There are many inaccuracies in the Op-Ed, not to mention false assumptions about Feminism. In the past 20 years, The Feminist Movement has been given the straw man treatment by Limbaugh and others, so much so that Ms. Palmer bought into a commonly held falsity about feminism by stating,
"Like, for instance, its [The Feminist Movement] initial tacit implication that
in order for women to have worth they had to be just like men. "
The quote above is bull. The goal of the feminist movement was to give women equal opportunities. But be just like men? No.
The inspiration of Ms. Palmer’s article was a Time Magazine piece which analyzes (as much as you can analyze) whether or not women are happier during the past 40 years. Ms. Palmer talks about the article and makes the observation that,
"None of which, mind you, is really feminism's fault; it just comes as no
surprise to me to hear that the movement didn't end up being the key to
Okay, so she’s asserting her that the object of feminism was to make people happier. That’s an interesting perspective on feminism. Especially since the Time Magazine article she got the idea for her article stated the following:
We looked across all sectors — young vs. old, kids or no kids, married or not
married, education, no education, working or not working — and it stayed the
same," he says of the data. "But there are a few ways to look at it," he adds.
"As Susan Faludi said, the women's movement wasn't about happiness."
I wonder if Ms. Palmer even read the original article completely? Now, I don’t want to attack her, just because I don’t agree with her. She does make some valid points in her Op-Ed piece. She recognized the strides that have been made to even up the playing field for women. However, many women and men I’ve known are hesitant to call themselves feminists because the word has become dirty in today’s vernacular. I don’t fault those who believe that at all. Maybe I’m the one who is confused. Who knows?

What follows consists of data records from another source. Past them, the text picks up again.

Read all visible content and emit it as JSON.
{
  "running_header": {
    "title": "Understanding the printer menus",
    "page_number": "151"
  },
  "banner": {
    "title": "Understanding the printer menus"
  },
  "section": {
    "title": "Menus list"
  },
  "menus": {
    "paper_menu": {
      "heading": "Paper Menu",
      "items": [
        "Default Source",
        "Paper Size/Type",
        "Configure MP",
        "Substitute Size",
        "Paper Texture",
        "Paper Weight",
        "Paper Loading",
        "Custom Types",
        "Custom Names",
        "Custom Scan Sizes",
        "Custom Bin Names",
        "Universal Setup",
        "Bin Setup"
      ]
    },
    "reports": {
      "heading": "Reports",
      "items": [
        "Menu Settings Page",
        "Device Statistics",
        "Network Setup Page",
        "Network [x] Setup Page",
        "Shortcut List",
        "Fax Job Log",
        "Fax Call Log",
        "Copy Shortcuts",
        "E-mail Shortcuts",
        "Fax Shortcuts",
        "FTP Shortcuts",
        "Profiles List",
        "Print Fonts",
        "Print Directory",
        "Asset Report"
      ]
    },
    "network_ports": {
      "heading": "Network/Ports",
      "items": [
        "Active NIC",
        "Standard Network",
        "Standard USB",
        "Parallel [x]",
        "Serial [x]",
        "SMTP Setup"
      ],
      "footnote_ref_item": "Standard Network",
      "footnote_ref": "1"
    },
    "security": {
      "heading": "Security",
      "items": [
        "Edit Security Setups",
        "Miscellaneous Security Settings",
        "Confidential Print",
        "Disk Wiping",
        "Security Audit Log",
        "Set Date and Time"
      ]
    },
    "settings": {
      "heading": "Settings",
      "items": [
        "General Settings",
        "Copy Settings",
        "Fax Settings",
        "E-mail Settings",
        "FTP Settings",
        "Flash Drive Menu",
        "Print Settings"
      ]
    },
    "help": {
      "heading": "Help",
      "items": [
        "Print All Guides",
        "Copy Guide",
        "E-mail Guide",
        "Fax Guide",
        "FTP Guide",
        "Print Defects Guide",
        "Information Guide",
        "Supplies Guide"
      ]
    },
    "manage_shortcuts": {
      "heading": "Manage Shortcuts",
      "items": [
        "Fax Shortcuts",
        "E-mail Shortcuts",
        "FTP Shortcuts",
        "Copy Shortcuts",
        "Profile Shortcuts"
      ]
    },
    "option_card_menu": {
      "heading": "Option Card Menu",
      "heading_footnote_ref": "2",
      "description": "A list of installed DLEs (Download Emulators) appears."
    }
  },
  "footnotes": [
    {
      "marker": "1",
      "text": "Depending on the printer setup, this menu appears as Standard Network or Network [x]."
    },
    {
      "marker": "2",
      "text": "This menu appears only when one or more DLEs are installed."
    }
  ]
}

But Ms. Palmer goes further to give us her definition of happiness. Now, there's books and books exploring how to be happy. Everyone alive probably has a little different definition of happiness, and that’s totally cool. Ms. Palmer states:
"See, as tantalizing as it may be to think that happiness comes as the product
of a social movement, or a career, or limitless opportunities, it's still not
the truth. Happiness lies a lot deeper than that, and it's very often tied up in
things that have very little to do with us. "
Not to turn a feminist rant into a philosophical debate, but to me, happiness starts with us, not things that have very little to do with us. Happiness begins with attitude, determination and aligning with what you value most with how you spend your time.
*Amelia has a great post about this article.
*MFranti discusses this article also.
Ash had a great post about feminism this week too